Among the entries, which lines carry the string "icon"? Copy each of them.

-*-

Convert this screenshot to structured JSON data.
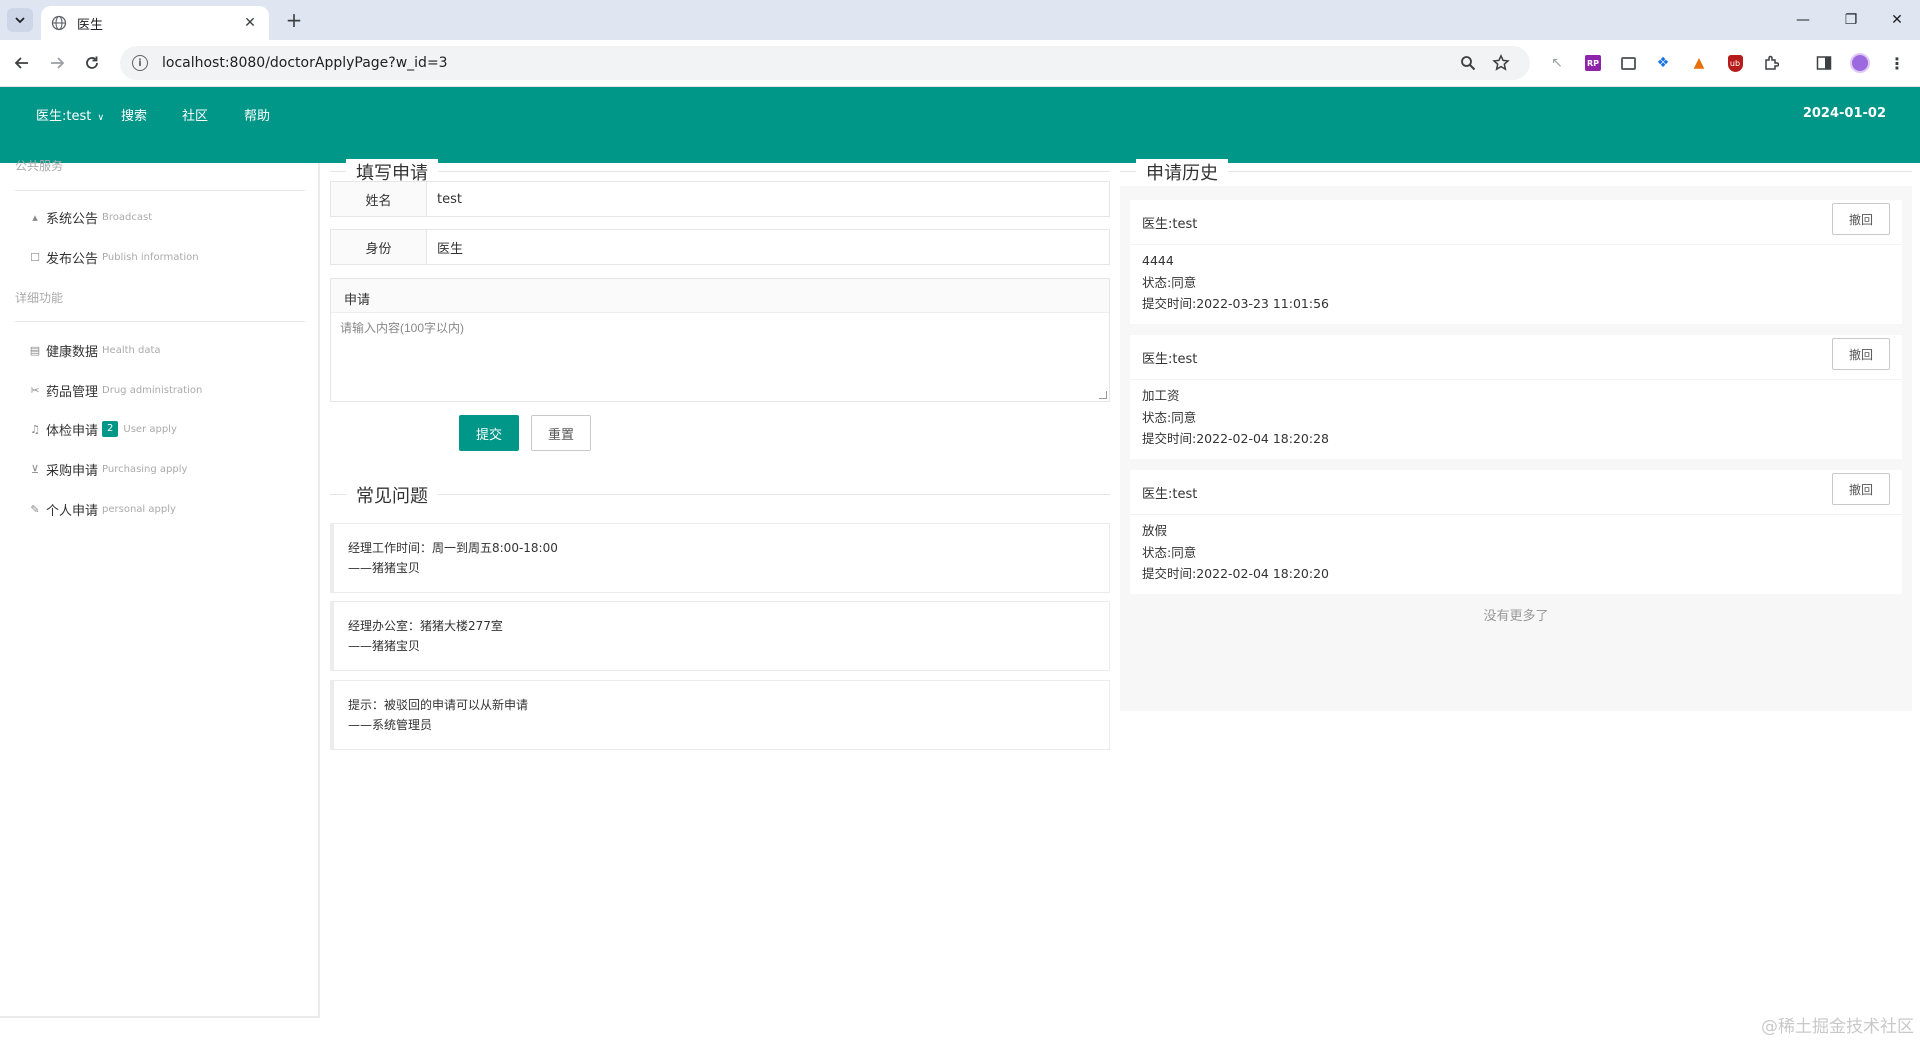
{
  "browser": {
    "tab_title": "医生",
    "url": "localhost:8080/doctorApplyPage?w_id=3"
  },
  "header": {
    "user_menu": "医生:test",
    "nav": [
      "搜索",
      "社区",
      "帮助"
    ],
    "date": "2024-01-02"
  },
  "sidebar": {
    "group1": "公共服务",
    "group1_items": [
      {
        "label": "系统公告",
        "en": "Broadcast",
        "icon": "broadcast-icon"
      },
      {
        "label": "发布公告",
        "en": "Publish information",
        "icon": "publish-icon"
      }
    ],
    "group2": "详细功能",
    "group2_items": [
      {
        "label": "健康数据",
        "en": "Health data",
        "icon": "health-icon"
      },
      {
        "label": "药品管理",
        "en": "Drug administration",
        "icon": "drug-icon"
      },
      {
        "label": "体检申请",
        "en": "User apply",
        "icon": "bell-icon",
        "badge": "2"
      },
      {
        "label": "采购申请",
        "en": "Purchasing apply",
        "icon": "cart-icon"
      },
      {
        "label": "个人申请",
        "en": "personal apply",
        "icon": "pencil-icon"
      }
    ]
  },
  "form": {
    "title": "填写申请",
    "name_label": "姓名",
    "name_value": "test",
    "identity_label": "身份",
    "identity_value": "医生",
    "apply_label": "申请",
    "apply_placeholder": "请输入内容(100字以内)",
    "submit": "提交",
    "reset": "重置"
  },
  "faq": {
    "title": "常见问题",
    "items": [
      {
        "line1": "经理工作时间：周一到周五8:00-18:00",
        "line2": "——猪猪宝贝"
      },
      {
        "line1": "经理办公室：猪猪大楼277室",
        "line2": "——猪猪宝贝"
      },
      {
        "line1": "提示：被驳回的申请可以从新申请",
        "line2": "——系统管理员"
      }
    ]
  },
  "history": {
    "title": "申请历史",
    "items": [
      {
        "head": "医生:test",
        "content": "4444",
        "status": "状态:同意",
        "time": "提交时间:2022-03-23 11:01:56",
        "action": "撤回"
      },
      {
        "head": "医生:test",
        "content": "加工资",
        "status": "状态:同意",
        "time": "提交时间:2022-02-04 18:20:28",
        "action": "撤回"
      },
      {
        "head": "医生:test",
        "content": "放假",
        "status": "状态:同意",
        "time": "提交时间:2022-02-04 18:20:20",
        "action": "撤回"
      }
    ],
    "no_more": "没有更多了"
  },
  "watermark": "@稀土掘金技术社区",
  "colors": {
    "primary": "#009688",
    "browser_frame": "#dfe6f2"
  }
}
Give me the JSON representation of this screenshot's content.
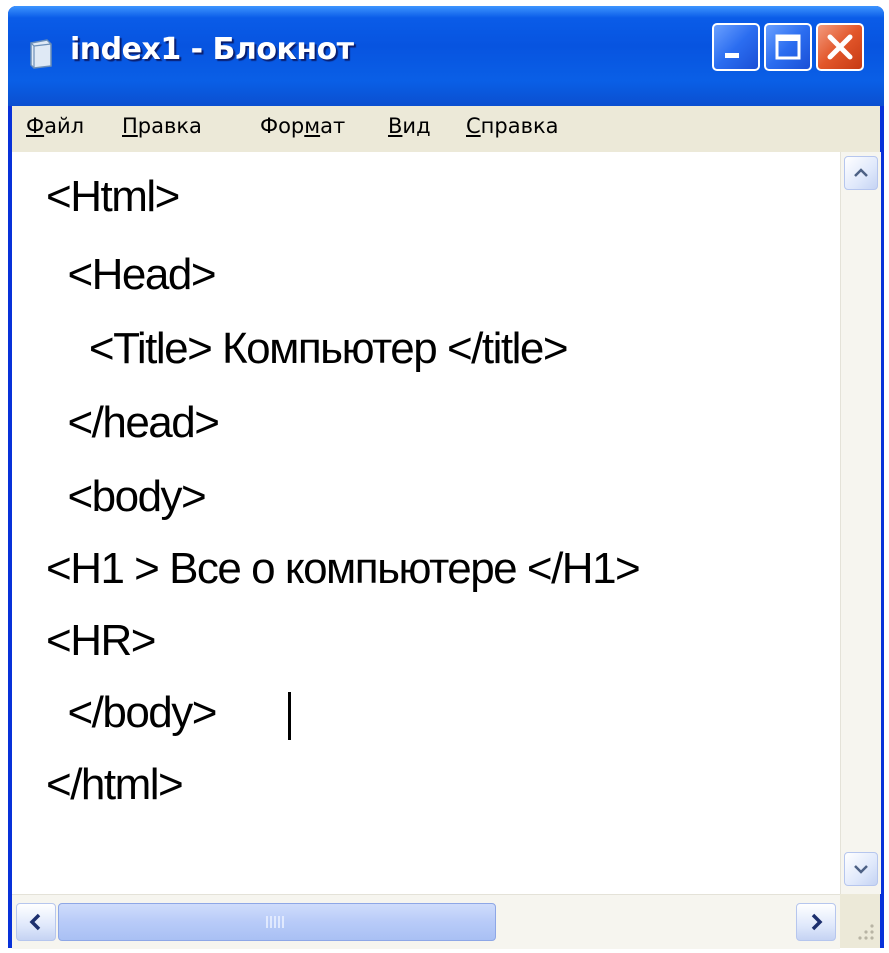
{
  "window": {
    "title": "index1 - Блокнот",
    "icon": "notepad-icon",
    "controls": [
      "minimize-icon",
      "maximize-icon",
      "close-icon"
    ]
  },
  "menu": [
    {
      "label": "Файл",
      "access_key": "Ф",
      "rest": "айл"
    },
    {
      "label": "Правка",
      "access_key": "П",
      "rest": "равка"
    },
    {
      "label": "Формат",
      "pre": "Фор",
      "access_key": "м",
      "rest": "ат"
    },
    {
      "label": "Вид",
      "access_key": "В",
      "rest": "ид"
    },
    {
      "label": "Справка",
      "access_key": "С",
      "rest": "правка"
    }
  ],
  "document": {
    "lines": [
      "<Html>",
      "  <Head>",
      "    <Title> Компьютер </title>",
      "  </head>",
      "  <body>",
      "<H1 > Все о компьютере </H1>",
      "<HR>",
      "  </body>",
      "</html>"
    ],
    "caret_line": 7
  },
  "colors": {
    "titlebar": "#0754e0",
    "close_button": "#e2562a",
    "menubar": "#ece9d8",
    "editor_bg": "#ffffff"
  }
}
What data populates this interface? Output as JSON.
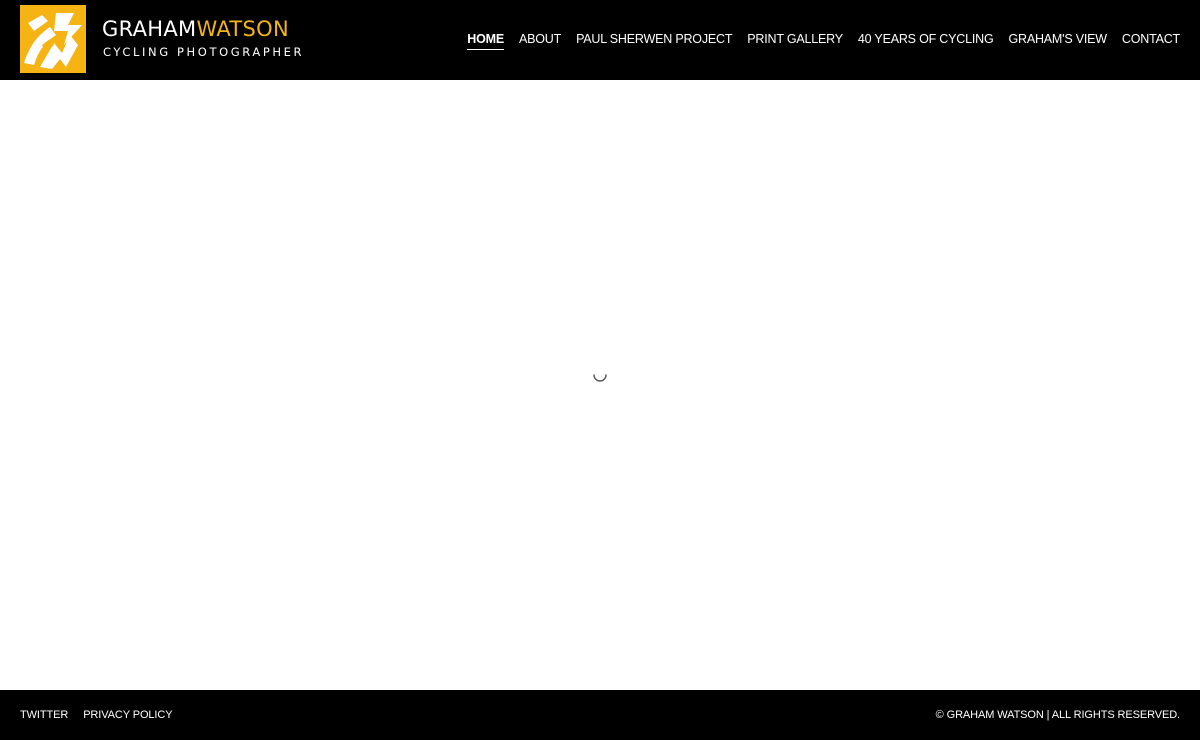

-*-

Response area:
        "icon": "broadcast-icon"
        "icon": "publish-icon"
        "icon": "health-icon"
        "icon": "drug-icon"
        "icon": "bell-icon",
        "icon": "cart-icon"
        "icon": "pencil-icon"
    "icon": "notepad-icon",
      "minimize-icon",
      "maximize-icon",
      "close-icon"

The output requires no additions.